The National Guard Bureau, the Federal agency charged with evaluating the historical importance and preservability of Admiral’s Row, held its fifth consulting meeting yesterday in downtown Manhattan with three dozen or so representatives of preservation groups, city agencies and other interested parties. As you may recall, almost a year ago the National Guard Bureau announced that only the Timber Shed and Building B would be preserved, a plan that the Brooklyn Navy Yard Development Corp. has structured its recent RFP for development of industrial and supermarket space on the six-acre plot around. According to Kristin Leahy, Cultural Resources Program Manager, Building B was a no-brainer: It’s the oldest and best preserved of the residences and will be the least expensive to restore. (The National Guard, which has only been in the driver’s seat since 2007, was unable to tell us which Federal agency bore the responsibility for allowing the buildings to fall into such bad shape.) The Timber Shed was picked for its historical significance alone (it’s the last of its kind still standing in the U.S.), and recent inspections by engineers have revealed it to be in even worse shape than initially assumed.

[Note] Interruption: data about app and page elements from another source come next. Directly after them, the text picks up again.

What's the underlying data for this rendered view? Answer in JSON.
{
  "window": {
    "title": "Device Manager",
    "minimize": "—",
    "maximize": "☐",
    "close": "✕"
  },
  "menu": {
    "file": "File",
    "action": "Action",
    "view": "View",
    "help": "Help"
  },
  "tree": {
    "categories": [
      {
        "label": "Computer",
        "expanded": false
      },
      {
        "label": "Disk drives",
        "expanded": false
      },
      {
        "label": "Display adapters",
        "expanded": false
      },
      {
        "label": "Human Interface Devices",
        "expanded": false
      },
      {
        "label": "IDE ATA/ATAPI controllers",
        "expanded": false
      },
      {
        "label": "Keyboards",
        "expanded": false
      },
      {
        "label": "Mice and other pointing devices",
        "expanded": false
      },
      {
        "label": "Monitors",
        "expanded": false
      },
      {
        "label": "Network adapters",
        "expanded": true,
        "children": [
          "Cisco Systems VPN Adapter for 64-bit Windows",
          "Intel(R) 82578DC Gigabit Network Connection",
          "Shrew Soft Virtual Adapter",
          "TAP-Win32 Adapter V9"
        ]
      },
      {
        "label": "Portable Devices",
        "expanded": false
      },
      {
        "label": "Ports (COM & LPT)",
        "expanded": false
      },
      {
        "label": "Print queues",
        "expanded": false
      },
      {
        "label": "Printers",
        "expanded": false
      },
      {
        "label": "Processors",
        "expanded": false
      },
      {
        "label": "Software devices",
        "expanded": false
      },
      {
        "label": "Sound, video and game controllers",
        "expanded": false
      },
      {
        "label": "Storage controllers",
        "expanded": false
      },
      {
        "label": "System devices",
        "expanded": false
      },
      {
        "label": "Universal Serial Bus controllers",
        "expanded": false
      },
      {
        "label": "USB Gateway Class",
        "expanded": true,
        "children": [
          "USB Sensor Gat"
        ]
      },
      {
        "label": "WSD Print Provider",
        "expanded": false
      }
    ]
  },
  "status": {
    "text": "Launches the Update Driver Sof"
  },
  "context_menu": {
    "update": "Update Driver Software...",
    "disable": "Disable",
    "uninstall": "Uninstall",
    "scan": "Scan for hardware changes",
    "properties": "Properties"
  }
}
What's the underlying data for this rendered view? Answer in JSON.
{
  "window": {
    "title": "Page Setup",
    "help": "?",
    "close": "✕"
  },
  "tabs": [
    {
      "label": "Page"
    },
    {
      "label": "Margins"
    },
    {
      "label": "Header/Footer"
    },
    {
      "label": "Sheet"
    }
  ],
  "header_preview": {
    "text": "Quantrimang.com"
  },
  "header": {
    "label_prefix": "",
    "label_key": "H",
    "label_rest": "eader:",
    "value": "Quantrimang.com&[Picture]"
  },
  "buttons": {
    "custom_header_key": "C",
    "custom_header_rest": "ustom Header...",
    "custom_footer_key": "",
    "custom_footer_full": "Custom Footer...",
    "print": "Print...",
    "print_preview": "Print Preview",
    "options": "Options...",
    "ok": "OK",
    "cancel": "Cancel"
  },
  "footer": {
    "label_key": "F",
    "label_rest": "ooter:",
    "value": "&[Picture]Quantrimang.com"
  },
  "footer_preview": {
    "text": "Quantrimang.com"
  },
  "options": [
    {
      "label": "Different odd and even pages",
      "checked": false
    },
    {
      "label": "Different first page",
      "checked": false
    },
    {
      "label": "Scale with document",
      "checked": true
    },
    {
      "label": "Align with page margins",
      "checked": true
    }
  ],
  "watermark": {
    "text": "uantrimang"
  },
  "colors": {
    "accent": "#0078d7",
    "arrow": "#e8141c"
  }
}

We were alarmed to learn that the recent findings about the building’s structural condition have re-opened the question of whether the shed will be preserved and restored to its original form or, alarmingly, whether it will instead be disassembled and replaced with “something with the same footprint that is similar in type and feel,” according to Leahy. “That’s still up for debate.” Earlier this week, Brooklyn Navy Yard Development Corp. president Andrew Kimball said ground would not be broken until late next year. Before that occurs, according to Leahy, a three things have to happen on the Feds’ end: 1) The Army Corps of Engineers has to conduct another appraisal of the site’s market value; 2) Building B needs to be stabilized and protected from the elements; 3) A decision regarding the preservation of the Timber Shed (to restore exactly or to rebuild a similar building) needs to be reached. Once those three things are done, the city will have to make its decision on whether it wants to buy the property with whatever strings it comes attached with; the city is also free to do its own appraisal and try to bargain on price. If for some reason the city ended up passing (which seems unlikely at this point), the property would have to go through the lengthy GSA disposal process.